--- Provided records ---
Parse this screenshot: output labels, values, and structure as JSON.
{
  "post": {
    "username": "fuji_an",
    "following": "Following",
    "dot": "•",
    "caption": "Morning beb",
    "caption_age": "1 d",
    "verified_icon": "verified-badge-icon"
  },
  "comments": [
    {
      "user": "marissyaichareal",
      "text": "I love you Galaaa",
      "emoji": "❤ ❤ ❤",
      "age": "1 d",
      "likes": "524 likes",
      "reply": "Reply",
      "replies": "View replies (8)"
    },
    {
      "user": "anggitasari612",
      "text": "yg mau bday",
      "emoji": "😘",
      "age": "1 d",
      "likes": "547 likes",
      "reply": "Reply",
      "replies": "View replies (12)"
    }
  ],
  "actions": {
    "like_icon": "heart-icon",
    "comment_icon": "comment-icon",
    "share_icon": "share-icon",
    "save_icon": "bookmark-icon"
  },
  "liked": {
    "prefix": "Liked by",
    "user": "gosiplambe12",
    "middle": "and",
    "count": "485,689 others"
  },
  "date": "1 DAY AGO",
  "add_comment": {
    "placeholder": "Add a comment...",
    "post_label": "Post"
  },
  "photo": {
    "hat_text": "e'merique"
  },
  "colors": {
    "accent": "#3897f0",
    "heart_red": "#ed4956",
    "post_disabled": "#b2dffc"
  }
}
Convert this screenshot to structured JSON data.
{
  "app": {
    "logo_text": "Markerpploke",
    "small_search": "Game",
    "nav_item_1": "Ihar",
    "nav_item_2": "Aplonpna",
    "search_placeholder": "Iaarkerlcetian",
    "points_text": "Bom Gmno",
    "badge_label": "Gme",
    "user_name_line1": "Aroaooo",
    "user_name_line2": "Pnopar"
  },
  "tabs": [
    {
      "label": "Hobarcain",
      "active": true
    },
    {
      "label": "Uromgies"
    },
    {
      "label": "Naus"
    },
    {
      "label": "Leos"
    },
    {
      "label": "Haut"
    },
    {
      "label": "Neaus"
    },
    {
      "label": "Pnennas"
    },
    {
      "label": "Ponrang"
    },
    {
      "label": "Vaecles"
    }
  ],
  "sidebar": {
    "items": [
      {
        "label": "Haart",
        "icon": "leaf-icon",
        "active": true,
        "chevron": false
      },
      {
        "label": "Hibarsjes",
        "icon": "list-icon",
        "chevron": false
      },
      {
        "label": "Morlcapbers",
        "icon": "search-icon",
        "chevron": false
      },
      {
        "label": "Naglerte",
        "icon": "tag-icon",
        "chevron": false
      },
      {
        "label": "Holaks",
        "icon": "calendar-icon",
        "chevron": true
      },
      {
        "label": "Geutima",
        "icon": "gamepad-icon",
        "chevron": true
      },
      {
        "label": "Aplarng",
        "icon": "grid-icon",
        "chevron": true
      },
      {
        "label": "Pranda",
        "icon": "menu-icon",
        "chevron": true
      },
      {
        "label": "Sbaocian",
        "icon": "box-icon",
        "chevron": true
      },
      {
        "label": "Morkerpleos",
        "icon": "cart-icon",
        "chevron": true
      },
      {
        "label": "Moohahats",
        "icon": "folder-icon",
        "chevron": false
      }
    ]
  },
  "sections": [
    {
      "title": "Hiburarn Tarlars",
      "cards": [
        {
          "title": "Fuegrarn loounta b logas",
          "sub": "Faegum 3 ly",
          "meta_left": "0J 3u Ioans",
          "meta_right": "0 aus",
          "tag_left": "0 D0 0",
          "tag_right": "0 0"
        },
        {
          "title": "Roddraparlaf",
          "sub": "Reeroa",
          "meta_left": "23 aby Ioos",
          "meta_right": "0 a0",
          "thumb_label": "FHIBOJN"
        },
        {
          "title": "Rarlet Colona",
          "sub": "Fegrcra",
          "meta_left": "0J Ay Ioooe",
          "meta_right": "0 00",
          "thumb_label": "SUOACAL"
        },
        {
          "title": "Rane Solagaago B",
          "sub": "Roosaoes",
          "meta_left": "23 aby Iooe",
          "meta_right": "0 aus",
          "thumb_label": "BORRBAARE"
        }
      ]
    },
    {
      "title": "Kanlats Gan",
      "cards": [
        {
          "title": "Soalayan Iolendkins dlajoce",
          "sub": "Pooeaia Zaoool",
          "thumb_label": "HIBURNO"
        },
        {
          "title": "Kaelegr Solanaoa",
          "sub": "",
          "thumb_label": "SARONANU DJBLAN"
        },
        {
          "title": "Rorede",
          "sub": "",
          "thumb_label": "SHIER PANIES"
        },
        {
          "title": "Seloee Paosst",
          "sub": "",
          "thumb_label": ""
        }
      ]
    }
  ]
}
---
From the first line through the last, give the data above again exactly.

Parse this screenshot: output labels, values, and structure as JSON.
{
  "post": {
    "username": "fuji_an",
    "following": "Following",
    "dot": "•",
    "caption": "Morning beb",
    "caption_age": "1 d",
    "verified_icon": "verified-badge-icon"
  },
  "comments": [
    {
      "user": "marissyaichareal",
      "text": "I love you Galaaa",
      "emoji": "❤ ❤ ❤",
      "age": "1 d",
      "likes": "524 likes",
      "reply": "Reply",
      "replies": "View replies (8)"
    },
    {
      "user": "anggitasari612",
      "text": "yg mau bday",
      "emoji": "😘",
      "age": "1 d",
      "likes": "547 likes",
      "reply": "Reply",
      "replies": "View replies (12)"
    }
  ],
  "actions": {
    "like_icon": "heart-icon",
    "comment_icon": "comment-icon",
    "share_icon": "share-icon",
    "save_icon": "bookmark-icon"
  },
  "liked": {
    "prefix": "Liked by",
    "user": "gosiplambe12",
    "middle": "and",
    "count": "485,689 others"
  },
  "date": "1 DAY AGO",
  "add_comment": {
    "placeholder": "Add a comment...",
    "post_label": "Post"
  },
  "photo": {
    "hat_text": "e'merique"
  },
  "colors": {
    "accent": "#3897f0",
    "heart_red": "#ed4956",
    "post_disabled": "#b2dffc"
  }
}
Convert this screenshot to structured JSON data.
{
  "app": {
    "logo_text": "Markerpploke",
    "small_search": "Game",
    "nav_item_1": "Ihar",
    "nav_item_2": "Aplonpna",
    "search_placeholder": "Iaarkerlcetian",
    "points_text": "Bom Gmno",
    "badge_label": "Gme",
    "user_name_line1": "Aroaooo",
    "user_name_line2": "Pnopar"
  },
  "tabs": [
    {
      "label": "Hobarcain",
      "active": true
    },
    {
      "label": "Uromgies"
    },
    {
      "label": "Naus"
    },
    {
      "label": "Leos"
    },
    {
      "label": "Haut"
    },
    {
      "label": "Neaus"
    },
    {
      "label": "Pnennas"
    },
    {
      "label": "Ponrang"
    },
    {
      "label": "Vaecles"
    }
  ],
  "sidebar": {
    "items": [
      {
        "label": "Haart",
        "icon": "leaf-icon",
        "active": true,
        "chevron": false
      },
      {
        "label": "Hibarsjes",
        "icon": "list-icon",
        "chevron": false
      },
      {
        "label": "Morlcapbers",
        "icon": "search-icon",
        "chevron": false
      },
      {
        "label": "Naglerte",
        "icon": "tag-icon",
        "chevron": false
      },
      {
        "label": "Holaks",
        "icon": "calendar-icon",
        "chevron": true
      },
      {
        "label": "Geutima",
        "icon": "gamepad-icon",
        "chevron": true
      },
      {
        "label": "Aplarng",
        "icon": "grid-icon",
        "chevron": true
      },
      {
        "label": "Pranda",
        "icon": "menu-icon",
        "chevron": true
      },
      {
        "label": "Sbaocian",
        "icon": "box-icon",
        "chevron": true
      },
      {
        "label": "Morkerpleos",
        "icon": "cart-icon",
        "chevron": true
      },
      {
        "label": "Moohahats",
        "icon": "folder-icon",
        "chevron": false
      }
    ]
  },
  "sections": [
    {
      "title": "Hiburarn Tarlars",
      "cards": [
        {
          "title": "Fuegrarn loounta b logas",
          "sub": "Faegum 3 ly",
          "meta_left": "0J 3u Ioans",
          "meta_right": "0 aus",
          "tag_left": "0 D0 0",
          "tag_right": "0 0"
        },
        {
          "title": "Roddraparlaf",
          "sub": "Reeroa",
          "meta_left": "23 aby Ioos",
          "meta_right": "0 a0",
          "thumb_label": "FHIBOJN"
        },
        {
          "title": "Rarlet Colona",
          "sub": "Fegrcra",
          "meta_left": "0J Ay Ioooe",
          "meta_right": "0 00",
          "thumb_label": "SUOACAL"
        },
        {
          "title": "Rane Solagaago B",
          "sub": "Roosaoes",
          "meta_left": "23 aby Iooe",
          "meta_right": "0 aus",
          "thumb_label": "BORRBAARE"
        }
      ]
    },
    {
      "title": "Kanlats Gan",
      "cards": [
        {
          "title": "Soalayan Iolendkins dlajoce",
          "sub": "Pooeaia Zaoool",
          "thumb_label": "HIBURNO"
        },
        {
          "title": "Kaelegr Solanaoa",
          "sub": "",
          "thumb_label": "SARONANU DJBLAN"
        },
        {
          "title": "Rorede",
          "sub": "",
          "thumb_label": "SHIER PANIES"
        },
        {
          "title": "Seloee Paosst",
          "sub": "",
          "thumb_label": ""
        }
      ]
    }
  ]
}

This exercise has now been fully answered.